THE PUPPETMASTER: The Secret Life of J. Edgar Hoover
As in his smart biographies of Howard Hughes (Hughes ) and Ted Turner/Rupert Murdoch (Clash of the Titans ), Hack brings a novelist's flair for drama and a journalist's nose for truth to the life of another controversial figure. With unsourced renditions of Hoover's and others' internal monologues, Hack creates some transparency for the legendary FBI chief's tantalizingly opaque psyche. His most controversial conclusion about Hoover's private life is that, despite his weird intimacy with sidekick Clyde Tolson and his household collections of male nudes and Chinese ceramics, Hoover was not gay. Rather, he was dependent for sexual excitement on furtive perusal of smut from the FBI's Obscene Files and was enamored of certain Hollywood stars, named here. Hack's account of Hoover's public life, meanwhile, zings. He covers Hoover's career from his initial exploits tracking down dissidents through his headline-grabbing pursuit of Depression-era outlaws to his postwar crusade against left-wing subversion, one increasingly out of step with the country during his Vietnam-era decline. Hack's balanced but quite critical treatment details the brilliant self-promotion, which made Hoover a national hero, as well as the paranoid anticommunism, the secret files on presidents and pinkos alike, the illegal surveillance and wiretaps and the racist antagonism to the Civil Rights movement that later made him a villain in many eyes. Hack says too little about the FBI as an institution or its crime-fighting methods, treating it mainly as an extension of Hoover's personal and political agenda. But he does offer a live-wire biography of a determined, energetic, lonely and insecure man who comes off here as much a puppet as master, a consummate bureaucratic infighter all too pathetically aware of his vulnerability to shifts in political power. 6 pages of b&w photos. (Apr.)

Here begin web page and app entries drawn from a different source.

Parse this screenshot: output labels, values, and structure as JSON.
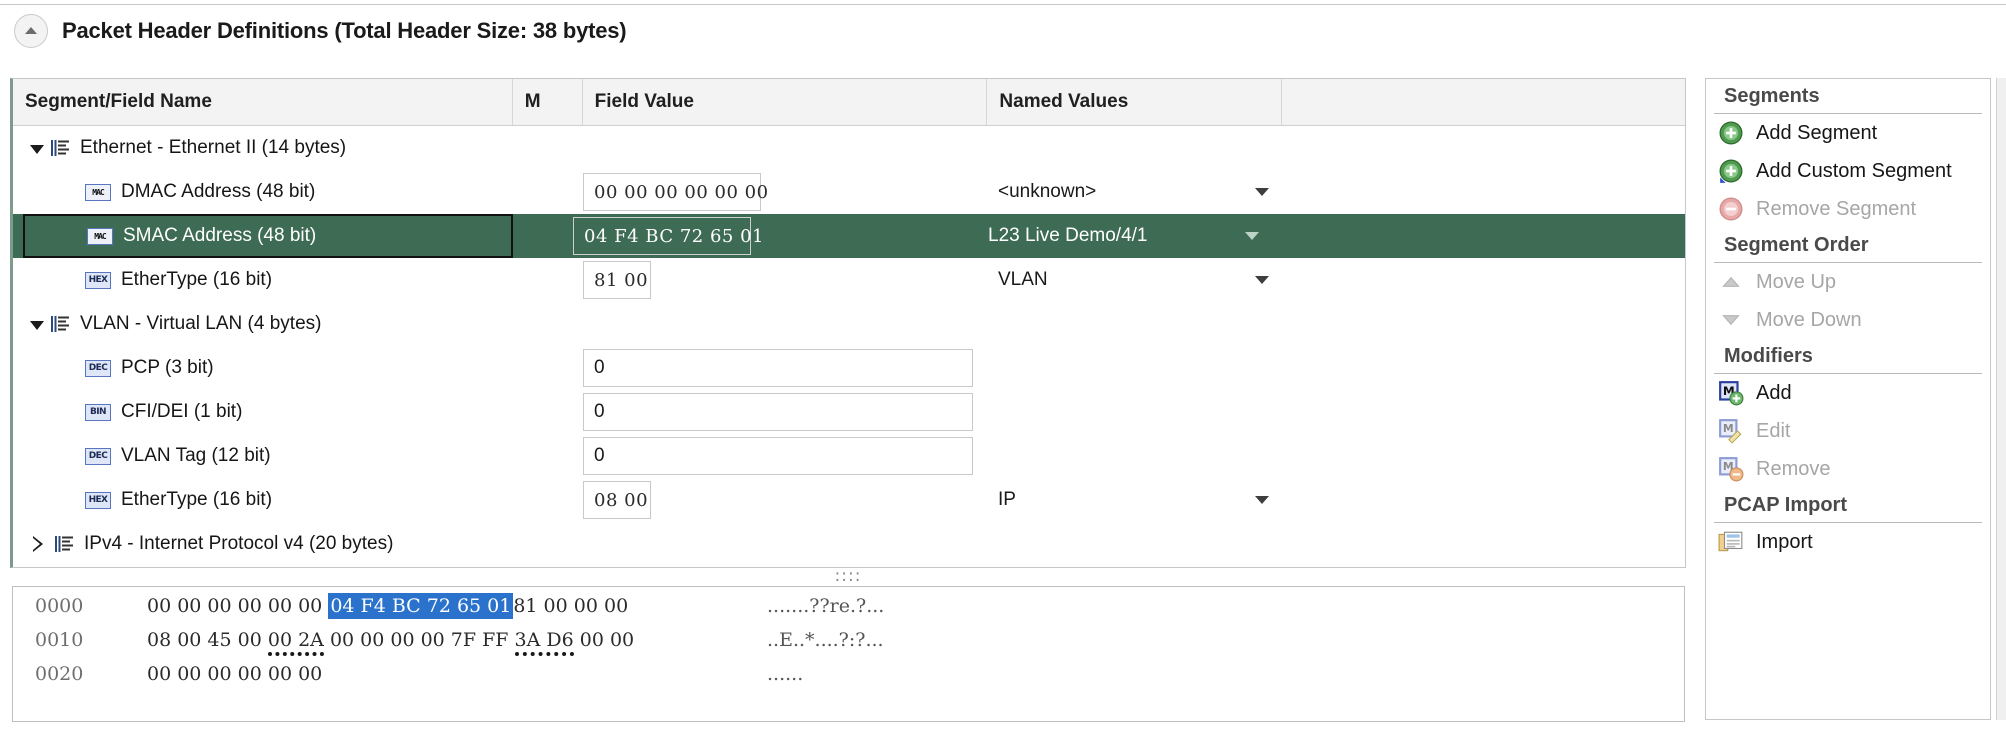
{
  "titlebar": {
    "expander_icon": "chevron-up-icon",
    "title": "Packet Header Definitions (Total Header Size: 38 bytes)"
  },
  "grid": {
    "columns": [
      "Segment/Field Name",
      "M",
      "Field Value",
      "Named Values",
      ""
    ],
    "rows": [
      {
        "kind": "segment",
        "expanded": true,
        "icon": "segment-icon",
        "label": "Ethernet - Ethernet II (14 bytes)",
        "value": "",
        "named": "",
        "has_caret": false,
        "selected": false
      },
      {
        "kind": "field",
        "icon": "mac-type-icon",
        "badge": "MAC",
        "label": "DMAC Address (48 bit)",
        "value": "00 00 00 00 00 00",
        "named": "<unknown>",
        "has_caret": true,
        "selected": false
      },
      {
        "kind": "field",
        "icon": "mac-type-icon",
        "badge": "MAC",
        "label": "SMAC Address (48 bit)",
        "value": "04 F4 BC 72 65 01",
        "named": "L23 Live Demo/4/1",
        "has_caret": true,
        "selected": true
      },
      {
        "kind": "field",
        "icon": "hex-type-icon",
        "badge": "HEX",
        "label": "EtherType (16 bit)",
        "value": "81 00",
        "named": "VLAN",
        "has_caret": true,
        "selected": false
      },
      {
        "kind": "segment",
        "expanded": true,
        "icon": "segment-icon",
        "label": "VLAN - Virtual LAN (4 bytes)",
        "value": "",
        "named": "",
        "has_caret": false,
        "selected": false
      },
      {
        "kind": "field",
        "icon": "dec-type-icon",
        "badge": "DEC",
        "label": "PCP (3 bit)",
        "value": "0",
        "named": "",
        "has_caret": false,
        "selected": false
      },
      {
        "kind": "field",
        "icon": "bin-type-icon",
        "badge": "BIN",
        "label": "CFI/DEI (1 bit)",
        "value": "0",
        "named": "",
        "has_caret": false,
        "selected": false
      },
      {
        "kind": "field",
        "icon": "dec-type-icon",
        "badge": "DEC",
        "label": "VLAN Tag (12 bit)",
        "value": "0",
        "named": "",
        "has_caret": false,
        "selected": false
      },
      {
        "kind": "field",
        "icon": "hex-type-icon",
        "badge": "HEX",
        "label": "EtherType (16 bit)",
        "value": "08 00",
        "named": "IP",
        "has_caret": true,
        "selected": false
      },
      {
        "kind": "segment",
        "expanded": false,
        "icon": "segment-icon",
        "label": "IPv4 - Internet Protocol v4 (20 bytes)",
        "value": "",
        "named": "",
        "has_caret": false,
        "selected": false
      }
    ]
  },
  "splitter": {
    "grip": "::::"
  },
  "hexdump": {
    "lines": [
      {
        "offset": "0000",
        "pre": "00 00 00 00 00 00 ",
        "highlight": "04 F4 BC 72 65 01",
        "post": "81 00 00 00",
        "ascii": ".......??re.?..."
      },
      {
        "offset": "0010",
        "seg_a": "08 00 45 00 ",
        "seg_b": "00 2A",
        "seg_c": " 00 00 00 00 7F FF ",
        "seg_d": "3A D6",
        "seg_e": " 00 00",
        "ascii": "..E..*....?:?..."
      },
      {
        "offset": "0020",
        "plain": "00 00 00 00 00 00",
        "ascii": "......"
      }
    ]
  },
  "sidebar": {
    "groups": [
      {
        "title": "Segments",
        "items": [
          {
            "label": "Add Segment",
            "icon": "add-circle-green-icon",
            "disabled": false
          },
          {
            "label": "Add Custom Segment",
            "icon": "add-circle-green-icon",
            "disabled": false
          },
          {
            "label": "Remove Segment",
            "icon": "remove-circle-red-icon",
            "disabled": true
          }
        ]
      },
      {
        "title": "Segment Order",
        "items": [
          {
            "label": "Move Up",
            "icon": "arrow-up-icon",
            "disabled": true
          },
          {
            "label": "Move Down",
            "icon": "arrow-down-icon",
            "disabled": true
          }
        ]
      },
      {
        "title": "Modifiers",
        "items": [
          {
            "label": "Add",
            "icon": "modifier-add-icon",
            "disabled": false
          },
          {
            "label": "Edit",
            "icon": "modifier-edit-icon",
            "disabled": true
          },
          {
            "label": "Remove",
            "icon": "modifier-remove-icon",
            "disabled": true
          }
        ]
      },
      {
        "title": "PCAP Import",
        "items": [
          {
            "label": "Import",
            "icon": "pcap-import-icon",
            "disabled": false
          }
        ]
      }
    ]
  },
  "colors": {
    "selection_green": "#3d6b54",
    "hex_highlight_blue": "#2a72cc",
    "header_grey": "#f3f3f3",
    "accent_left_border": "#7d9b8c"
  }
}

Correction: In our review of Louis Riel (Forecasts, Mar. 15), we referred to Riel as a fictional character. Riel was, in fact, a real person.
Release date: 04/01/2004